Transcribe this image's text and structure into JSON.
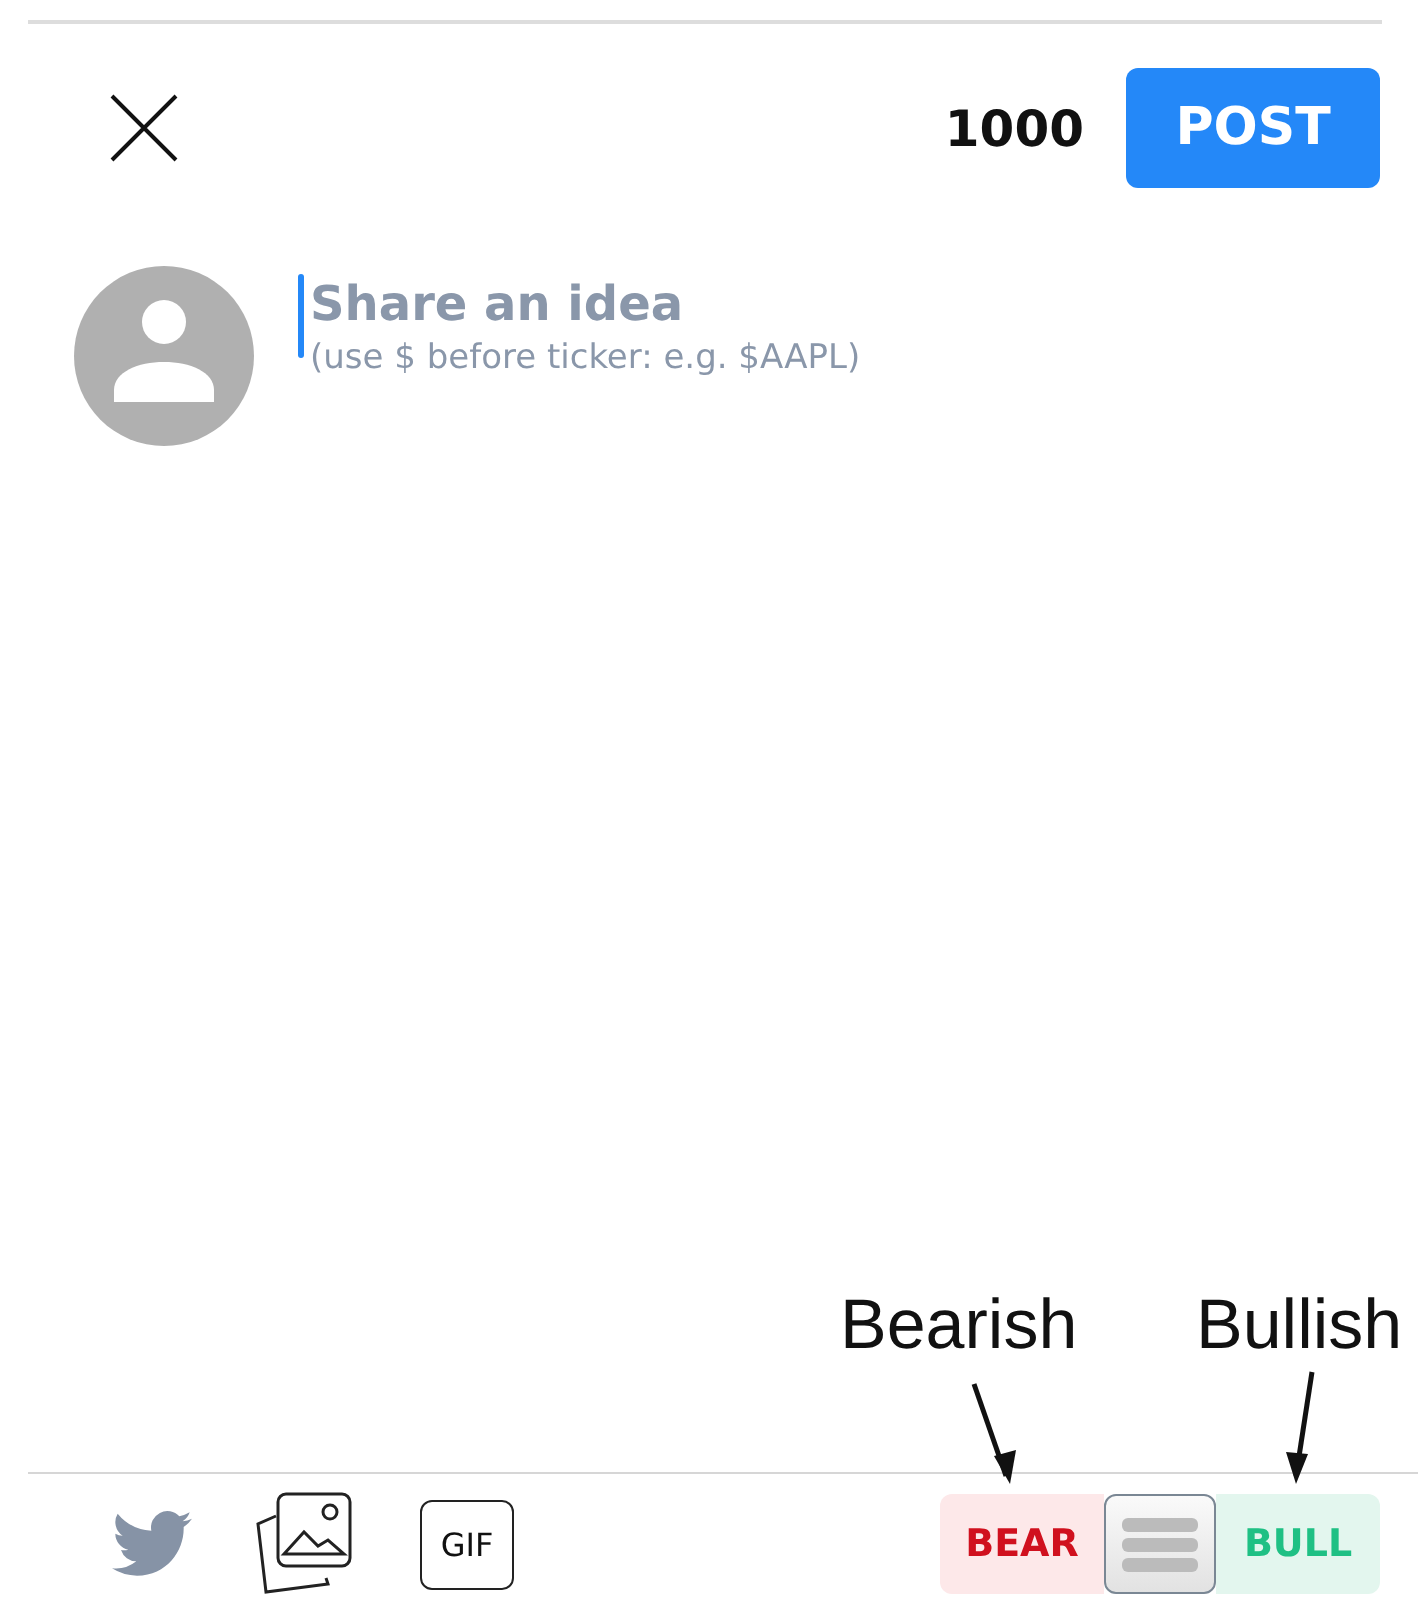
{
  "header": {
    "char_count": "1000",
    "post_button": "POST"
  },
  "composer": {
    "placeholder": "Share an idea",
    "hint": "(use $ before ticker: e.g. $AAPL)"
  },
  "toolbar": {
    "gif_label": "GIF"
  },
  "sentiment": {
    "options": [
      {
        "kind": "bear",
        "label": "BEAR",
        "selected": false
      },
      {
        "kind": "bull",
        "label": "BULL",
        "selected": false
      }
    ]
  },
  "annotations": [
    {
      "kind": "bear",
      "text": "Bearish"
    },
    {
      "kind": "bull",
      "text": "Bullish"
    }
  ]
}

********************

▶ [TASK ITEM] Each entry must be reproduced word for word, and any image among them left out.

▶ [WRITTEN SOLUTION]
Transcribe this image's text and structure into JSON.
{
  "header": {
    "char_count": "1000",
    "post_button": "POST"
  },
  "composer": {
    "placeholder": "Share an idea",
    "hint": "(use $ before ticker: e.g. $AAPL)"
  },
  "toolbar": {
    "gif_label": "GIF"
  },
  "sentiment": {
    "options": [
      {
        "kind": "bear",
        "label": "BEAR",
        "selected": false
      },
      {
        "kind": "bull",
        "label": "BULL",
        "selected": false
      }
    ]
  },
  "annotations": [
    {
      "kind": "bear",
      "text": "Bearish"
    },
    {
      "kind": "bull",
      "text": "Bullish"
    }
  ]
}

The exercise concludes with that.